When the wonderful literary critic Tony Tanner died twelve years ago, Colin McCabe wrote an obituary containing these lines:
The degree he undertook at Cambridge was largely the product of a union of I.A. Richards’s methods of practical criticism and F.R. Leavis’s historical moralism. Both for very different reasons situated English literature as the central discipline for a modern university: a discipline focused on close reading of the canon – the body of English literature from Chaucer to Eliot which recorded Arnold’s “best that had been thought and said”.
To read English at Cambridge in the late Fifties was to have the last opportunity to read the whole canon of English literature. The texts had been agreed for 30 years, the secondary literature was still modest and while history, sociology and anthropology could make contributions to the “central discipline of the modern university”, the questions posed by both theory and popular culture had yet to be articulated.
It’s hard not to hear this as a nostalgic narrative, though the nostalgia isn’t explicit. McCabe seems to sigh as he remembers the days when academic literary study knew — just knew — what it was doing.
Contrast this to the view expressed by Valentine Coverly, the devoted mathematician in Tom Stoppard’s Arcadia, as he tries to explain how chaos theory and fractal geometry are reshaping our understanding of the world:
The future is disorder. A door like this has cracked open five or six times since we got up on our hind legs. It’s the best possible time to be alive, when almost everything you thought you knew is wrong.
(Val’s preference for a time when “everything you thought you knew is wrong” may be shared even by people who don’t think that we’re living in such a time. Neal Stephenson’s fascination with the late seventeenth and early eighteenth centuries, in his Baroque Cycle, is clearly a function of his sense that that was really a time when existing intellectual worlds had been turned upside and nobody knew what was coming next.)

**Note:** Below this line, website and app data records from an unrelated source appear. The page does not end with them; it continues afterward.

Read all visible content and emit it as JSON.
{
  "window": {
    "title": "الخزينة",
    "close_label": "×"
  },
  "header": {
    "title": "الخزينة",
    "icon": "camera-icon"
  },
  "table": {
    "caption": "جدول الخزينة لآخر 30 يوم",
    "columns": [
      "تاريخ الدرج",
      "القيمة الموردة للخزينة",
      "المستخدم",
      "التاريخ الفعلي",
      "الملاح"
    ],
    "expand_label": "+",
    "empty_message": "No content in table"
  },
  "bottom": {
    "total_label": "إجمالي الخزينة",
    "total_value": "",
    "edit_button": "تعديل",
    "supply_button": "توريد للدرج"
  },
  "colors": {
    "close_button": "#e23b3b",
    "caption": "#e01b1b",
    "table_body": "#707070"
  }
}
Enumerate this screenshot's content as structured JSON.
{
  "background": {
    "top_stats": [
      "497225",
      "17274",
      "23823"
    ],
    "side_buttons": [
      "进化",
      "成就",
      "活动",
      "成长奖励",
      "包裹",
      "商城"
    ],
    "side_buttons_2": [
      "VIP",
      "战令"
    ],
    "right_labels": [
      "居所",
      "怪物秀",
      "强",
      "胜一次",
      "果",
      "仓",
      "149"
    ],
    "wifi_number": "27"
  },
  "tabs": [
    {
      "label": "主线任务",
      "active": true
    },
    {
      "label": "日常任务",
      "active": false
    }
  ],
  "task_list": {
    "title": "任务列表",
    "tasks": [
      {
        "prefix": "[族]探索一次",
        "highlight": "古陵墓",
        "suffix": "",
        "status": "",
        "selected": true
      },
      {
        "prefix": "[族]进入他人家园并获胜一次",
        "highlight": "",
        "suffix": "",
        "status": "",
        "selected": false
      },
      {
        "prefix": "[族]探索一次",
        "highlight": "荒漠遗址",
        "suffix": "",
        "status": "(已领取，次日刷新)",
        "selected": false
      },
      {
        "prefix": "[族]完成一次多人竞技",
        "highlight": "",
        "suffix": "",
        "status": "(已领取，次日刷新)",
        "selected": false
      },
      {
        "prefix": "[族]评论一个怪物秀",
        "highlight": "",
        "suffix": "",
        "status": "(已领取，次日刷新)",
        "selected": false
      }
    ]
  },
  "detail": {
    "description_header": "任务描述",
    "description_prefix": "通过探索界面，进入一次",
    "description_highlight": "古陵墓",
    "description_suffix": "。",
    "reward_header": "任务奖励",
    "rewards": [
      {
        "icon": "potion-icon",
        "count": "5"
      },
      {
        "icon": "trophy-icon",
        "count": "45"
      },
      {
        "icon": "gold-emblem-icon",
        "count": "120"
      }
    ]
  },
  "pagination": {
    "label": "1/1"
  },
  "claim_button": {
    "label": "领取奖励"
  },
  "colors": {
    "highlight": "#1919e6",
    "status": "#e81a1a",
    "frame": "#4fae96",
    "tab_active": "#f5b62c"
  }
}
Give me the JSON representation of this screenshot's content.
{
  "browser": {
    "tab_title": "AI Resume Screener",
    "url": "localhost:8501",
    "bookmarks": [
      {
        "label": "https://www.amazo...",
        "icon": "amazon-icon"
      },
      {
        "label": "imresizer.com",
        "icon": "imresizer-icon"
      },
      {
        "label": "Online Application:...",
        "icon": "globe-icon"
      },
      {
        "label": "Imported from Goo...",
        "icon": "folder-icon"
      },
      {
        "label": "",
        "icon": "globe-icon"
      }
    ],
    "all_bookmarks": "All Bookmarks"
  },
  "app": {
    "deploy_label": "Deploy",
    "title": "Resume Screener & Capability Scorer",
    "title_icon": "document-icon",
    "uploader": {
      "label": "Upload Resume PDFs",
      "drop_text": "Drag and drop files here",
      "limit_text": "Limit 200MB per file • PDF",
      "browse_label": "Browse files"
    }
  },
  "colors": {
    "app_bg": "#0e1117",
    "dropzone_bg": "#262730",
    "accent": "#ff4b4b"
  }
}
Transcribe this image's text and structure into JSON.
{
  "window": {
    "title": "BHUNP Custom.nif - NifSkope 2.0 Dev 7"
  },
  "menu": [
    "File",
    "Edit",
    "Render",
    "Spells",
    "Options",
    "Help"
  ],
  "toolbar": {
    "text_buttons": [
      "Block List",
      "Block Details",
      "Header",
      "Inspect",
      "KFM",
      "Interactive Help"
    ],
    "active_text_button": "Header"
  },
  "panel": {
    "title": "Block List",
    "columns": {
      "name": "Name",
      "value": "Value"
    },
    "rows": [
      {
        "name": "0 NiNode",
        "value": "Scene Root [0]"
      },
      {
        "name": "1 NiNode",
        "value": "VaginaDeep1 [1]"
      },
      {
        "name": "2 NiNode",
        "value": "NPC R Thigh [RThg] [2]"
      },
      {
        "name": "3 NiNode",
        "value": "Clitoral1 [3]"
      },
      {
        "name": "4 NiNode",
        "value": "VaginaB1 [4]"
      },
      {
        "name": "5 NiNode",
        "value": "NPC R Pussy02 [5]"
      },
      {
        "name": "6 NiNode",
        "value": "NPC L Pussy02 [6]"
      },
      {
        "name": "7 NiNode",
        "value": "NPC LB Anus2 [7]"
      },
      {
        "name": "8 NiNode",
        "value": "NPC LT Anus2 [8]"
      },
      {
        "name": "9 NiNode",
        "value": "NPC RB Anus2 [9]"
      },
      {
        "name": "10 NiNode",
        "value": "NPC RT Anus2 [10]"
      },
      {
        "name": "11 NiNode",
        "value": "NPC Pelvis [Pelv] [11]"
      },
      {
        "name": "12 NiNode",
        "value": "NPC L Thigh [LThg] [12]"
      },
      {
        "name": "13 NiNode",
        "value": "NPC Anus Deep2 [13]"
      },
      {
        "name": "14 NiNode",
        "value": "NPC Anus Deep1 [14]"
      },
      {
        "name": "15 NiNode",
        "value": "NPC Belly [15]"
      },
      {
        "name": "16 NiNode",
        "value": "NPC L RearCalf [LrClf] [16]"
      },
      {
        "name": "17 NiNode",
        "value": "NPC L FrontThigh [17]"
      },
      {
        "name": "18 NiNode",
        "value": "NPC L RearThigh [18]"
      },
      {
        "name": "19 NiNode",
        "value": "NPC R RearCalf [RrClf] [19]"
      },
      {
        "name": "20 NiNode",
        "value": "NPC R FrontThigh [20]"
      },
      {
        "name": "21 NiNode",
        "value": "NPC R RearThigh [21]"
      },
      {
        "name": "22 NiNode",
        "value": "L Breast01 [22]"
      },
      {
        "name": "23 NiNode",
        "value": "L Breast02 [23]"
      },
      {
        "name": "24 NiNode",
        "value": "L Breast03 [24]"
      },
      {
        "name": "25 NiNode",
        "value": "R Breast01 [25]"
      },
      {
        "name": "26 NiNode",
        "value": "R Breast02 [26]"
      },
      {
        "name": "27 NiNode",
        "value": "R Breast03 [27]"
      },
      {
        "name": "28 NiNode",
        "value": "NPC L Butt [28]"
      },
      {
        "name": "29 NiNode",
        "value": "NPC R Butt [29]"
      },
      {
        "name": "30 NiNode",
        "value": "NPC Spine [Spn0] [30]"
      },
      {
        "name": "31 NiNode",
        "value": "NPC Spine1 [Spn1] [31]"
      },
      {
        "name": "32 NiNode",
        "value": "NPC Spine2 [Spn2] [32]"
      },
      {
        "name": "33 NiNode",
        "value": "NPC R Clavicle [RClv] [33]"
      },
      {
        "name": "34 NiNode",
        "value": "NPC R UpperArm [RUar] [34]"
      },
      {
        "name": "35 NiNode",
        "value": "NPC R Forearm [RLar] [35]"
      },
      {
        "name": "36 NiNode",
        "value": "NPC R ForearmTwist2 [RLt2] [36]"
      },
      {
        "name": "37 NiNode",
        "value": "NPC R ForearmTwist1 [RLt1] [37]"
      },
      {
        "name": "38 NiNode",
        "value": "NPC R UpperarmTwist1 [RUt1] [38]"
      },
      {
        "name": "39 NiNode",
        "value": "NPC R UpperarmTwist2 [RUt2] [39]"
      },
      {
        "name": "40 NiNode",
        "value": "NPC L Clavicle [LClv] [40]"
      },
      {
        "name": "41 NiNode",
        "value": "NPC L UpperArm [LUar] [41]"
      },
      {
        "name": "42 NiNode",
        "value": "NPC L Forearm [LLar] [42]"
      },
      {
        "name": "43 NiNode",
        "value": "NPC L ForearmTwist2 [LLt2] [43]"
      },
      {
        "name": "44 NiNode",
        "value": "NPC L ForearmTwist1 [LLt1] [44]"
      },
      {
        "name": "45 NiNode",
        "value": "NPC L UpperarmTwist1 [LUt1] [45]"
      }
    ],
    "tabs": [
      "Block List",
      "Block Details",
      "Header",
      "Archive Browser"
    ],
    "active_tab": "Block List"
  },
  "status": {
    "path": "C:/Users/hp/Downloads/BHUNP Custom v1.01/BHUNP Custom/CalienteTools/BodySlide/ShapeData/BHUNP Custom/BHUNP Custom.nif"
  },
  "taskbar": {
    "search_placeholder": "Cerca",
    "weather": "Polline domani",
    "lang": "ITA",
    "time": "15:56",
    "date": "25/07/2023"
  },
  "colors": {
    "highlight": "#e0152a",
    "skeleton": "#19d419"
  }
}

An interesting characterological divide: between those who prefer the periods of clear intellectual orientation — more or less what Thomas Kuhn called “normal science” — and those who like living in the midst of chaotic upheaval.